A total of 119 witnesses either testified before the STL or from Beirut through a televised conference system. The legal representatives of those affected provided evidence from 31 witnesses.
Hezbollah has refused to recognize the STL from the outset. Nasrallah accused it of being “politicized and serving the interests of Israel and the United States.”
He has also refused to extradite the accused, whom he described as “saints,” warning against “playing with fire with its rulings to ignite an inner conflict.”
Before he stepped down as prime minister amid outrage over the Beirut blast, Hassan Diab had pledged to abide by the decisions of the STL and to pay the financial dues it owes. He had urged people to avoid “fishing in troubled waters” and said the authorities “must be ready to deal with the fallout” of the judgment.
The involvement of Iran-backed groups in assassinations and kidnappings in Lebanon has never been a secret. Before the official inception of Hezbollah in 1985, groups such as the Lebanese Islamic Jihad, the Wheat of the Earth Organization, the Organization for the Defense of Free People and the Islamic Jihad for the Liberation of Palestine claimed responsibility for terrorism that was aimed at cementing the authority of the Syrian regime and its Lebanese allies.
Bombings in 1983 against US and French troops and the US embassy marked the beginning of a 37-year wave of terrorism in Lebanon. Between 1982 and 1992, 104 foreigners were taken hostage in Lebanon, mostly Americans and Europeans.
William Francis Buckley, the former head of the CIA’s Beirut office, was kidnapped by the Islamic Jihad in March 1984 and declared dead in October 1985. His remains were found in a plastic bag on the side of a Beirut road in 1991.
American Peter Kilburn and Britons Leigh Douglas and Philip Padfield, employees of the American University of Beirut, were kidnapped in April 1986 and their bodies discovered days later near the city. An organization calling itself the Revolutionary Organization of Socialist Muslims claimed it executed the three men in retaliation for American air strikes on Libya that month.

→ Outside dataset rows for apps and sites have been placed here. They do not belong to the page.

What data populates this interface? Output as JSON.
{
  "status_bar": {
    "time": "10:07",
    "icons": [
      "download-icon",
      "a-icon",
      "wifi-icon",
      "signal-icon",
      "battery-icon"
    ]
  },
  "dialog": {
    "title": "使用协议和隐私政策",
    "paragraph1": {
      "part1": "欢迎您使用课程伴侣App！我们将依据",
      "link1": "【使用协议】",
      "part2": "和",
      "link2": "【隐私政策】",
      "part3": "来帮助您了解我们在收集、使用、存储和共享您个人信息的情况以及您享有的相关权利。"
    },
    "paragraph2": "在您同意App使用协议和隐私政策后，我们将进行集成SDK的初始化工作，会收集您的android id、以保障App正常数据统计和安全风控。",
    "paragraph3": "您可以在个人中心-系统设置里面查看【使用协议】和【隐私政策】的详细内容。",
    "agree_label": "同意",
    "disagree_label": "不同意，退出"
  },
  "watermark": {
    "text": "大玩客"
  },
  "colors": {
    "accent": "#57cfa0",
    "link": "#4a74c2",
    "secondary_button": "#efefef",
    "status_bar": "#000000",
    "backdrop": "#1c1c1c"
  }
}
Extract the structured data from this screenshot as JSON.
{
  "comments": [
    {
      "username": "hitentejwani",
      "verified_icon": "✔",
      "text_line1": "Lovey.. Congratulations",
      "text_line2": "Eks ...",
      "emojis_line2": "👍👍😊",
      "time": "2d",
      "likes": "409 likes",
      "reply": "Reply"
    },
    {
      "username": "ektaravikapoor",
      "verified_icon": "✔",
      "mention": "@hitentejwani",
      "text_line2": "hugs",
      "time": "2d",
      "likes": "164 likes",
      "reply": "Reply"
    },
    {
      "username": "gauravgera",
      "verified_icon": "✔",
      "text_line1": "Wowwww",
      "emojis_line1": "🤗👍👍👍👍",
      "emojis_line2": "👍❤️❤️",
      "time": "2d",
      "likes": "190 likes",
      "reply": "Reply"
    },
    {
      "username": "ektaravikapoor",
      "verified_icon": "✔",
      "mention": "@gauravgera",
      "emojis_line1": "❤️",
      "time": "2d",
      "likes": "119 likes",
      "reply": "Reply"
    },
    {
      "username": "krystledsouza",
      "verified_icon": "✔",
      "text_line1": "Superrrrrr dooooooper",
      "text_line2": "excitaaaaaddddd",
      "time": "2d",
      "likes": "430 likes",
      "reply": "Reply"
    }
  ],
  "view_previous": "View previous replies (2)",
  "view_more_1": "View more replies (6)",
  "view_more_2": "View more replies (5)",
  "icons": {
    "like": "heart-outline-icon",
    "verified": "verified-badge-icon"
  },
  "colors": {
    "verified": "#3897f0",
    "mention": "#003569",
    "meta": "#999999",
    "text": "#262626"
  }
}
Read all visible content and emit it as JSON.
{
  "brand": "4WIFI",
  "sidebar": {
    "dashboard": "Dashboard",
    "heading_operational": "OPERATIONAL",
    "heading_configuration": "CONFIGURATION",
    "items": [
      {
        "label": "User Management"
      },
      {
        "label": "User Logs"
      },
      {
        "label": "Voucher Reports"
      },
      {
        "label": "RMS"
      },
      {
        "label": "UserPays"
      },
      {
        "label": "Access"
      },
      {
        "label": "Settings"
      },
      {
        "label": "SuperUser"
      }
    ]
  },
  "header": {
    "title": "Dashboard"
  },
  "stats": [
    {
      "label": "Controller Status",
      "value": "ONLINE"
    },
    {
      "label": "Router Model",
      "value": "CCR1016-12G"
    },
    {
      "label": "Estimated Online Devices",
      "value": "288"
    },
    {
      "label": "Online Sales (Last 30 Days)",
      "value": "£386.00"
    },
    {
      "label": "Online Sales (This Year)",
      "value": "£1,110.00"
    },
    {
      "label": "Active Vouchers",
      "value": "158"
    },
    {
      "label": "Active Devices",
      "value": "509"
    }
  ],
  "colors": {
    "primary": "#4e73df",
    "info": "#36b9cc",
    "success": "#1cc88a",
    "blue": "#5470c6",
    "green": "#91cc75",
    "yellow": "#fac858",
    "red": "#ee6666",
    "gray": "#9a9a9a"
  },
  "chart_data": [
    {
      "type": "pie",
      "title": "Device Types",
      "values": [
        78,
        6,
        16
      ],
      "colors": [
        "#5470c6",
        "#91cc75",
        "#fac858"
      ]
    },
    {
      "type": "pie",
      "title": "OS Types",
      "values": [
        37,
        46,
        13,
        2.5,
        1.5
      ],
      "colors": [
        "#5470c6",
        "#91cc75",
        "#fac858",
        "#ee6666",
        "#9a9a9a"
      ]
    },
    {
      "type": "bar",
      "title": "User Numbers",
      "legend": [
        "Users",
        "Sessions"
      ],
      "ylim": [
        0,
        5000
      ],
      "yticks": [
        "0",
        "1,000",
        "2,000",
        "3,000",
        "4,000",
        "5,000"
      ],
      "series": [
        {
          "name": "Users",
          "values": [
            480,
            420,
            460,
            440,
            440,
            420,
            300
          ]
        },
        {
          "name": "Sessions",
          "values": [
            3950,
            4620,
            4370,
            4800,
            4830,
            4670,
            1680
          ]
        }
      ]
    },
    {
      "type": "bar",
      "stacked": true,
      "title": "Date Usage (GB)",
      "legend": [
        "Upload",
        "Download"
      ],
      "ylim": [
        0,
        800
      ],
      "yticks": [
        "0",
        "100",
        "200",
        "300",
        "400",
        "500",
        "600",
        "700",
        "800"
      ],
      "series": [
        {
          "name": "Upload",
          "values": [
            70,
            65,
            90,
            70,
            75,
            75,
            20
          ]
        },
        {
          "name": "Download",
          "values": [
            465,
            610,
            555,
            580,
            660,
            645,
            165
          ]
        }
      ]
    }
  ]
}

Michel Seurat, a French sociologist, was kidnapped in February 1986 and later declared executed by the Islamic Jihad. His body was found in October 2005.
While the perpetrators of many of these violent terrorist acts remained mostly unidentified, suspicion inevitably fell on Hezbollah.